[Work order]: Would you restate every entry that follows, word for word, and leave out the pictures?
--- Excerpted data ---
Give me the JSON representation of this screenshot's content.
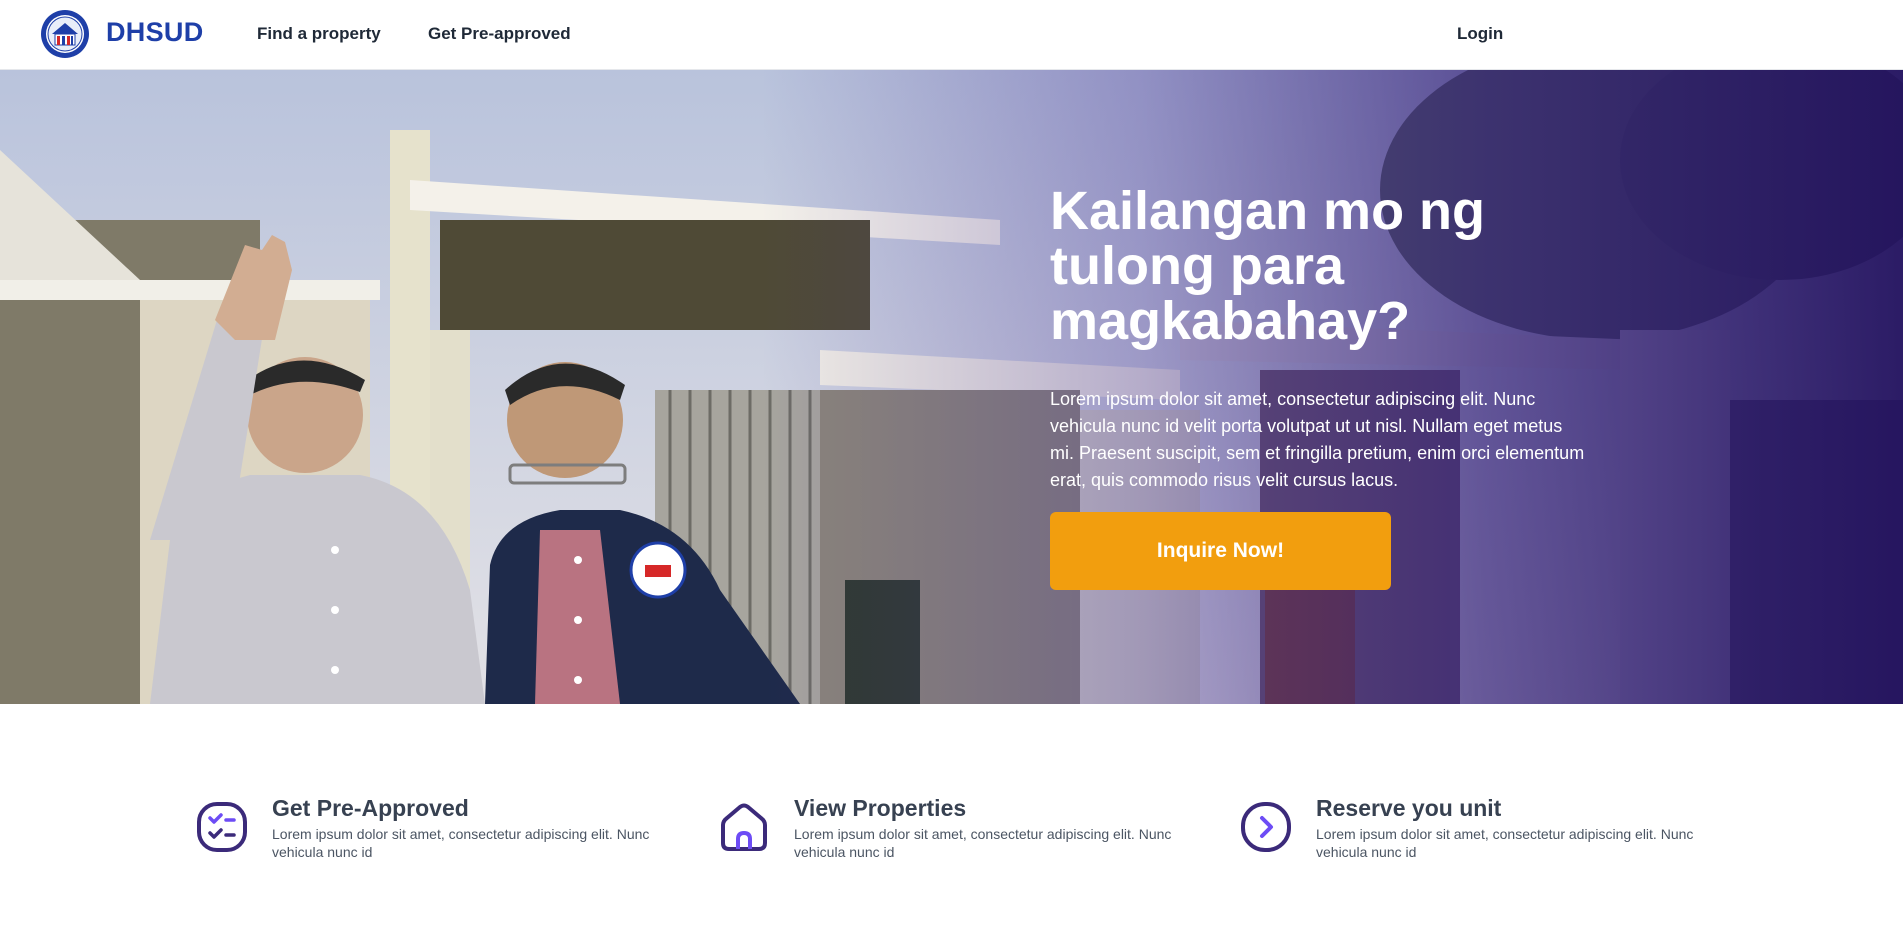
{
  "nav": {
    "brand": "DHSUD",
    "links": [
      {
        "label": "Find a property"
      },
      {
        "label": "Get Pre-approved"
      }
    ],
    "login": "Login"
  },
  "hero": {
    "title": "Kailangan mo ng tulong para magkabahay?",
    "text": "Lorem ipsum dolor sit amet, consectetur adipiscing elit. Nunc vehicula nunc id velit porta volutpat ut ut nisl. Nullam eget metus mi. Praesent suscipit, sem et fringilla pretium, enim orci elementum erat, quis commodo risus velit cursus lacus.",
    "cta": "Inquire Now!"
  },
  "features": [
    {
      "icon": "checklist-icon",
      "title": "Get Pre-Approved",
      "desc": "Lorem ipsum dolor sit amet, consectetur adipiscing elit. Nunc vehicula nunc id"
    },
    {
      "icon": "house-icon",
      "title": "View Properties",
      "desc": "Lorem ipsum dolor sit amet, consectetur adipiscing elit. Nunc vehicula nunc id"
    },
    {
      "icon": "chevron-right-circle-icon",
      "title": "Reserve you unit",
      "desc": "Lorem ipsum dolor sit amet, consectetur adipiscing elit. Nunc vehicula nunc id"
    }
  ],
  "colors": {
    "brand": "#1e3fa8",
    "accent": "#f29e0e",
    "icon": "#3b2a7a",
    "icon_highlight": "#6d4cf5"
  }
}
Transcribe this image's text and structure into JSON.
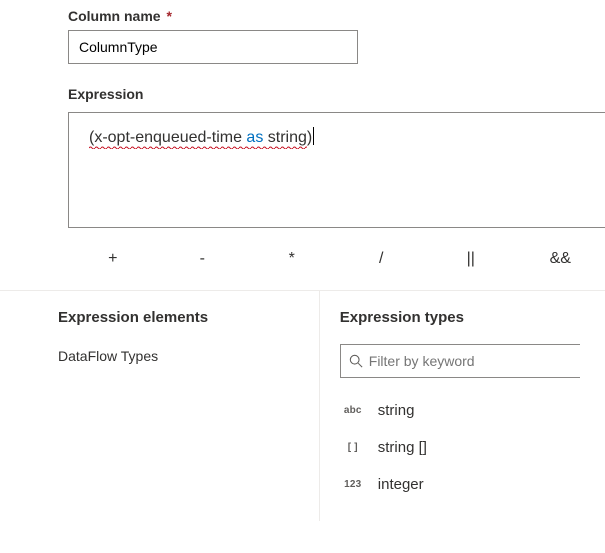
{
  "columnName": {
    "label": "Column name",
    "required": "*",
    "value": "ColumnType"
  },
  "expression": {
    "label": "Expression",
    "parts": {
      "open": "(",
      "identifier": "x-opt-enqueued-time",
      "space1": " ",
      "as": "as",
      "space2": " ",
      "type": "string",
      "close": ")"
    }
  },
  "operators": [
    "+",
    "-",
    "*",
    "/",
    "||",
    "&&"
  ],
  "elements": {
    "title": "Expression elements",
    "items": [
      "DataFlow Types"
    ]
  },
  "types": {
    "title": "Expression types",
    "filterPlaceholder": "Filter by keyword",
    "list": [
      {
        "prefix": "abc",
        "label": "string"
      },
      {
        "prefix": "[ ]",
        "label": "string []"
      },
      {
        "prefix": "123",
        "label": "integer"
      }
    ]
  }
}
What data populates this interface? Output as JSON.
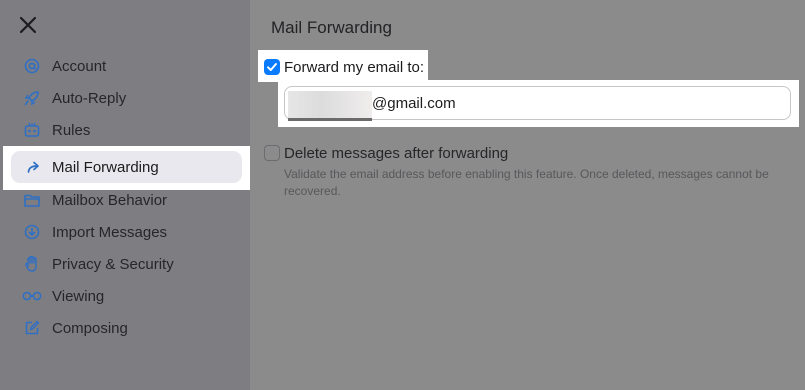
{
  "sidebar": {
    "items": [
      {
        "label": "Account",
        "icon": "at-icon"
      },
      {
        "label": "Auto-Reply",
        "icon": "rocket-icon"
      },
      {
        "label": "Rules",
        "icon": "robot-icon"
      },
      {
        "label": "Mail Forwarding",
        "icon": "forward-arrow-icon",
        "active": true
      },
      {
        "label": "Mailbox Behavior",
        "icon": "folder-icon"
      },
      {
        "label": "Import Messages",
        "icon": "download-icon"
      },
      {
        "label": "Privacy & Security",
        "icon": "hand-icon"
      },
      {
        "label": "Viewing",
        "icon": "glasses-icon"
      },
      {
        "label": "Composing",
        "icon": "compose-icon"
      }
    ]
  },
  "main": {
    "title": "Mail Forwarding",
    "forward_label": "Forward my email to:",
    "forward_checked": true,
    "forward_email": "@gmail.com",
    "delete_label": "Delete messages after forwarding",
    "delete_checked": false,
    "helper_text": "Validate the email address before enabling this feature. Once deleted, messages cannot be recovered."
  },
  "colors": {
    "accent": "#0a7aff",
    "icon": "#2f6fc4",
    "highlight": "#ffffff"
  }
}
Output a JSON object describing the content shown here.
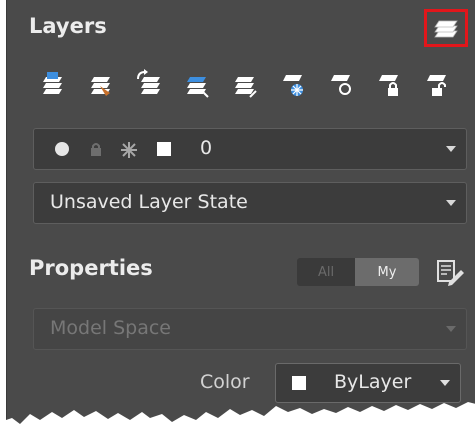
{
  "layers": {
    "title": "Layers",
    "toolbar": [
      "layer-properties-icon",
      "match-layer-icon",
      "previous-layer-icon",
      "layer-isolate-icon",
      "layer-unisolate-icon",
      "layer-freeze-icon",
      "layer-off-icon",
      "layer-lock-icon",
      "layer-unlock-icon"
    ],
    "current_layer": {
      "name": "0",
      "icons": [
        "on-bulb-icon",
        "lock-icon",
        "freeze-sun-icon",
        "color-swatch-icon"
      ]
    },
    "layer_state": "Unsaved Layer State"
  },
  "properties": {
    "title": "Properties",
    "toggle": {
      "all": "All",
      "my": "My",
      "selected": "My"
    },
    "space": "Model Space",
    "color_label": "Color",
    "color_value": "ByLayer",
    "color_swatch": "#ffffff"
  },
  "colors": {
    "panel": "#4a4a4a",
    "highlight_border": "#e2161b",
    "accent_blue": "#3d8fe0"
  }
}
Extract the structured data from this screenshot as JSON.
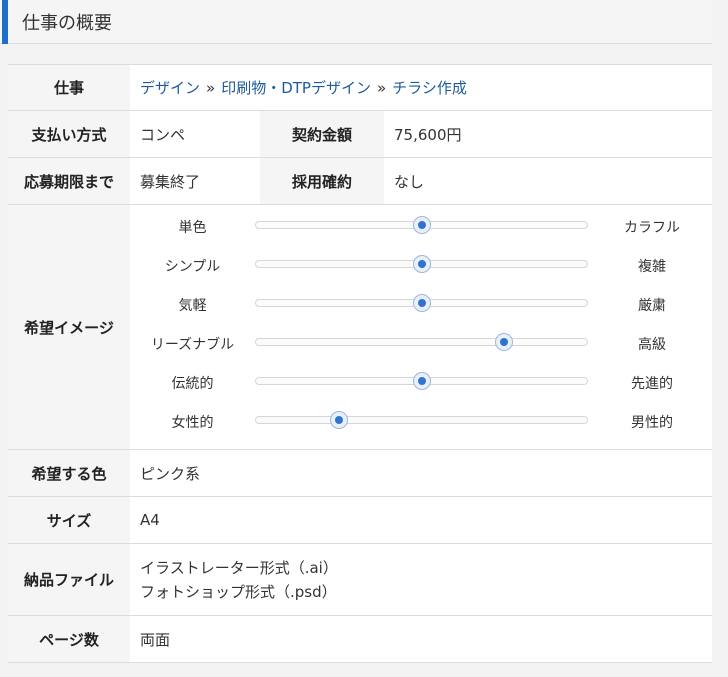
{
  "section": {
    "title": "仕事の概要"
  },
  "job": {
    "label": "仕事",
    "breadcrumb": [
      "デザイン",
      "印刷物・DTPデザイン",
      "チラシ作成"
    ],
    "separator": "»"
  },
  "payment": {
    "label": "支払い方式",
    "value": "コンペ",
    "amount_label": "契約金額",
    "amount_value": "75,600円"
  },
  "deadline": {
    "label": "応募期限まで",
    "value": "募集終了",
    "adoption_label": "採用確約",
    "adoption_value": "なし"
  },
  "image_pref": {
    "label": "希望イメージ",
    "sliders": [
      {
        "left": "単色",
        "right": "カラフル",
        "level": 0.5
      },
      {
        "left": "シンプル",
        "right": "複雑",
        "level": 0.5
      },
      {
        "left": "気軽",
        "right": "厳粛",
        "level": 0.5
      },
      {
        "left": "リーズナブル",
        "right": "高級",
        "level": 0.75
      },
      {
        "left": "伝統的",
        "right": "先進的",
        "level": 0.5
      },
      {
        "left": "女性的",
        "right": "男性的",
        "level": 0.25
      }
    ]
  },
  "color": {
    "label": "希望する色",
    "value": "ピンク系"
  },
  "size": {
    "label": "サイズ",
    "value": "A4"
  },
  "files": {
    "label": "納品ファイル",
    "lines": [
      "イラストレーター形式（.ai）",
      "フォトショップ形式（.psd）"
    ]
  },
  "pages": {
    "label": "ページ数",
    "value": "両面"
  },
  "colors": {
    "accent": "#1d6ecb",
    "link": "#1d5a9c",
    "knob": "#2f74d0"
  }
}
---
[Output below]:
Give me the JSON representation of this screenshot's content.
{
  "nav": {
    "brand": "DHSUD",
    "links": [
      {
        "label": "Find a property"
      },
      {
        "label": "Get Pre-approved"
      }
    ],
    "login": "Login"
  },
  "hero": {
    "title": "Kailangan mo ng tulong para magkabahay?",
    "text": "Lorem ipsum dolor sit amet, consectetur adipiscing elit. Nunc vehicula nunc id velit porta volutpat ut ut nisl. Nullam eget metus mi. Praesent suscipit, sem et fringilla pretium, enim orci elementum erat, quis commodo risus velit cursus lacus.",
    "cta": "Inquire Now!"
  },
  "features": [
    {
      "icon": "checklist-icon",
      "title": "Get Pre-Approved",
      "desc": "Lorem ipsum dolor sit amet, consectetur adipiscing elit. Nunc vehicula nunc id"
    },
    {
      "icon": "house-icon",
      "title": "View Properties",
      "desc": "Lorem ipsum dolor sit amet, consectetur adipiscing elit. Nunc vehicula nunc id"
    },
    {
      "icon": "chevron-right-circle-icon",
      "title": "Reserve you unit",
      "desc": "Lorem ipsum dolor sit amet, consectetur adipiscing elit. Nunc vehicula nunc id"
    }
  ],
  "colors": {
    "brand": "#1e3fa8",
    "accent": "#f29e0e",
    "icon": "#3b2a7a",
    "icon_highlight": "#6d4cf5"
  }
}
Transcribe this image's text and structure into JSON.
{
  "columnName": {
    "label": "Column name",
    "required": "*",
    "value": "ColumnType"
  },
  "expression": {
    "label": "Expression",
    "parts": {
      "open": "(",
      "identifier": "x-opt-enqueued-time",
      "space1": " ",
      "as": "as",
      "space2": " ",
      "type": "string",
      "close": ")"
    }
  },
  "operators": [
    "+",
    "-",
    "*",
    "/",
    "||",
    "&&"
  ],
  "elements": {
    "title": "Expression elements",
    "items": [
      "DataFlow Types"
    ]
  },
  "types": {
    "title": "Expression types",
    "filterPlaceholder": "Filter by keyword",
    "list": [
      {
        "prefix": "abc",
        "label": "string"
      },
      {
        "prefix": "[ ]",
        "label": "string []"
      },
      {
        "prefix": "123",
        "label": "integer"
      }
    ]
  }
}
What data populates this interface? Output as JSON.
{
  "sidebar": {
    "items": [
      {
        "label": "Account",
        "icon": "at-icon"
      },
      {
        "label": "Auto-Reply",
        "icon": "rocket-icon"
      },
      {
        "label": "Rules",
        "icon": "robot-icon"
      },
      {
        "label": "Mail Forwarding",
        "icon": "forward-arrow-icon",
        "active": true
      },
      {
        "label": "Mailbox Behavior",
        "icon": "folder-icon"
      },
      {
        "label": "Import Messages",
        "icon": "download-icon"
      },
      {
        "label": "Privacy & Security",
        "icon": "hand-icon"
      },
      {
        "label": "Viewing",
        "icon": "glasses-icon"
      },
      {
        "label": "Composing",
        "icon": "compose-icon"
      }
    ]
  },
  "main": {
    "title": "Mail Forwarding",
    "forward_label": "Forward my email to:",
    "forward_checked": true,
    "forward_email": "@gmail.com",
    "delete_label": "Delete messages after forwarding",
    "delete_checked": false,
    "helper_text": "Validate the email address before enabling this feature. Once deleted, messages cannot be recovered."
  },
  "colors": {
    "accent": "#0a7aff",
    "icon": "#2f6fc4",
    "highlight": "#ffffff"
  }
}
Output a JSON object describing the content shown here.
{
  "layers": {
    "title": "Layers",
    "toolbar": [
      "layer-properties-icon",
      "match-layer-icon",
      "previous-layer-icon",
      "layer-isolate-icon",
      "layer-unisolate-icon",
      "layer-freeze-icon",
      "layer-off-icon",
      "layer-lock-icon",
      "layer-unlock-icon"
    ],
    "current_layer": {
      "name": "0",
      "icons": [
        "on-bulb-icon",
        "lock-icon",
        "freeze-sun-icon",
        "color-swatch-icon"
      ]
    },
    "layer_state": "Unsaved Layer State"
  },
  "properties": {
    "title": "Properties",
    "toggle": {
      "all": "All",
      "my": "My",
      "selected": "My"
    },
    "space": "Model Space",
    "color_label": "Color",
    "color_value": "ByLayer",
    "color_swatch": "#ffffff"
  },
  "colors": {
    "panel": "#4a4a4a",
    "highlight_border": "#e2161b",
    "accent_blue": "#3d8fe0"
  }
}
Extract the structured data from this screenshot as JSON.
{
  "section": {
    "title": "仕事の概要"
  },
  "job": {
    "label": "仕事",
    "breadcrumb": [
      "デザイン",
      "印刷物・DTPデザイン",
      "チラシ作成"
    ],
    "separator": "»"
  },
  "payment": {
    "label": "支払い方式",
    "value": "コンペ",
    "amount_label": "契約金額",
    "amount_value": "75,600円"
  },
  "deadline": {
    "label": "応募期限まで",
    "value": "募集終了",
    "adoption_label": "採用確約",
    "adoption_value": "なし"
  },
  "image_pref": {
    "label": "希望イメージ",
    "sliders": [
      {
        "left": "単色",
        "right": "カラフル",
        "level": 0.5
      },
      {
        "left": "シンプル",
        "right": "複雑",
        "level": 0.5
      },
      {
        "left": "気軽",
        "right": "厳粛",
        "level": 0.5
      },
      {
        "left": "リーズナブル",
        "right": "高級",
        "level": 0.75
      },
      {
        "left": "伝統的",
        "right": "先進的",
        "level": 0.5
      },
      {
        "left": "女性的",
        "right": "男性的",
        "level": 0.25
      }
    ]
  },
  "color": {
    "label": "希望する色",
    "value": "ピンク系"
  },
  "size": {
    "label": "サイズ",
    "value": "A4"
  },
  "files": {
    "label": "納品ファイル",
    "lines": [
      "イラストレーター形式（.ai）",
      "フォトショップ形式（.psd）"
    ]
  },
  "pages": {
    "label": "ページ数",
    "value": "両面"
  },
  "colors": {
    "accent": "#1d6ecb",
    "link": "#1d5a9c",
    "knob": "#2f74d0"
  }
}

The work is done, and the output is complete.